We often behave like everything is a state secret that requires a security clearance before someone can be brought into the fold. It's maddening walking by a conference room with a bunch of muck-a-mucks in it and wondering what they're plotting (is it a reorg? a layoff? cancellation of the holiday party so we can make our end of year numbers?). It's amazing how secretive we can be when theoretically we're all on the same team.
Imagine a football team where the huddle consisted of the quarterback, the wide receiver and the center. All the other players have to stand over in the corner and wait until the three in the huddle break and line up for the play. The center snaps the ball. The wide receiver runs his route. The quarterback drops back to pass. And everyone else stands around muttering about how they have no idea what is going on. The odds of that play being successful don't seem very high. An extreme example? I don't think so. Reflect on behavior in your organization over the past six months and I'm sure you'll find plenty of similar examples.
So what's the fix? It involves people getting hit by a beer truck (or a bus or some other heavy contraption moving at high speeds). I'm speaking metaphorically of course. It goes something like this - if you were hit by a beer truck on your way home from work, would your team be able to carry on and achieve their goals without your direction? Would they know the plan? Would they know what to do in your absence? The only way to answer "yes" to those questions is to let them in on everything (well, everything that's not confidential like mergers or personnel actions, of course).
I adopted these principles for communicating with my team back in my platoon leader days. In the event of combat (or even training, which could be dangerous and deadly), there was a distinct possibility of a leader falling in the middle of the fight. To prevent total anarchy in the face of such an event, EVERY member of the unit knew THE ENTIRE PLAN. This way, if the commander, platoon leader, tank commander, etc. were removed from the battle (most of the time due to a defective radio - God bless America and purchasing from the lowest bidder) the unit could still accomplish the mission.
If you're wringing your hands right now at the prospect of being more open with your team, you're either an information hoarder (Bad hoarder! Bad!) or you don't trust your people (which means they probably don't trust you either). If you want your team to be more open in its communications, you have to set the tone. The only way to do that is to let them in on "the secret."
Start small. Show them you trust them and want them involved. If they violate that trust, deal with it appropriately. If they uphold it, keep bringing them deeper into the fold.

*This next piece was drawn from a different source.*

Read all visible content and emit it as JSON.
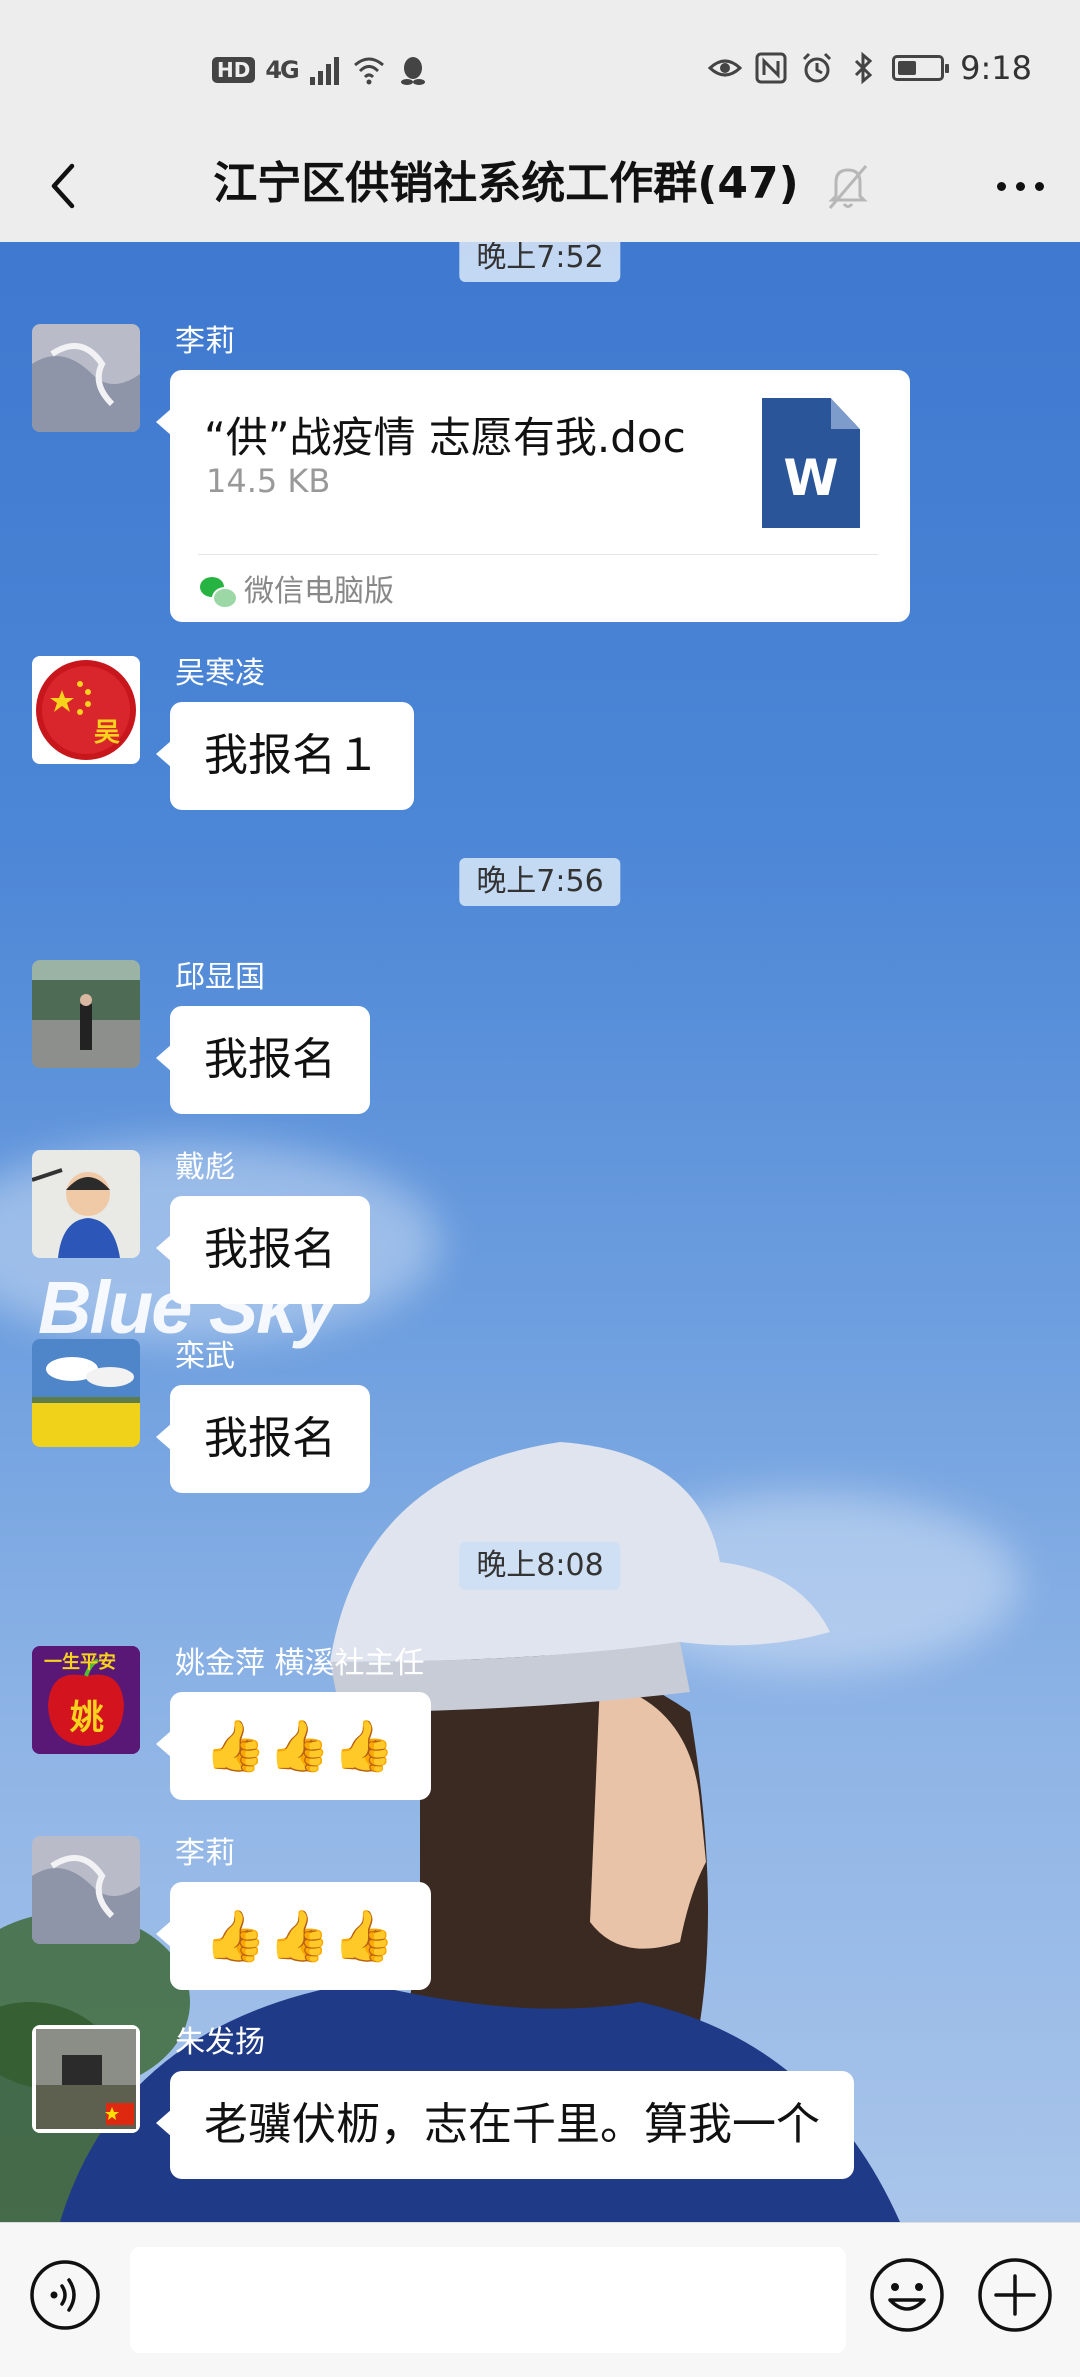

They'll appreciate it. They'll feel more connected, committed and involved which will lead to better morale and productivity (and reduce turnover to boot).
Give it a try. They're wearing the same jersey you are. Let them in the huddle.
(Lifted from here)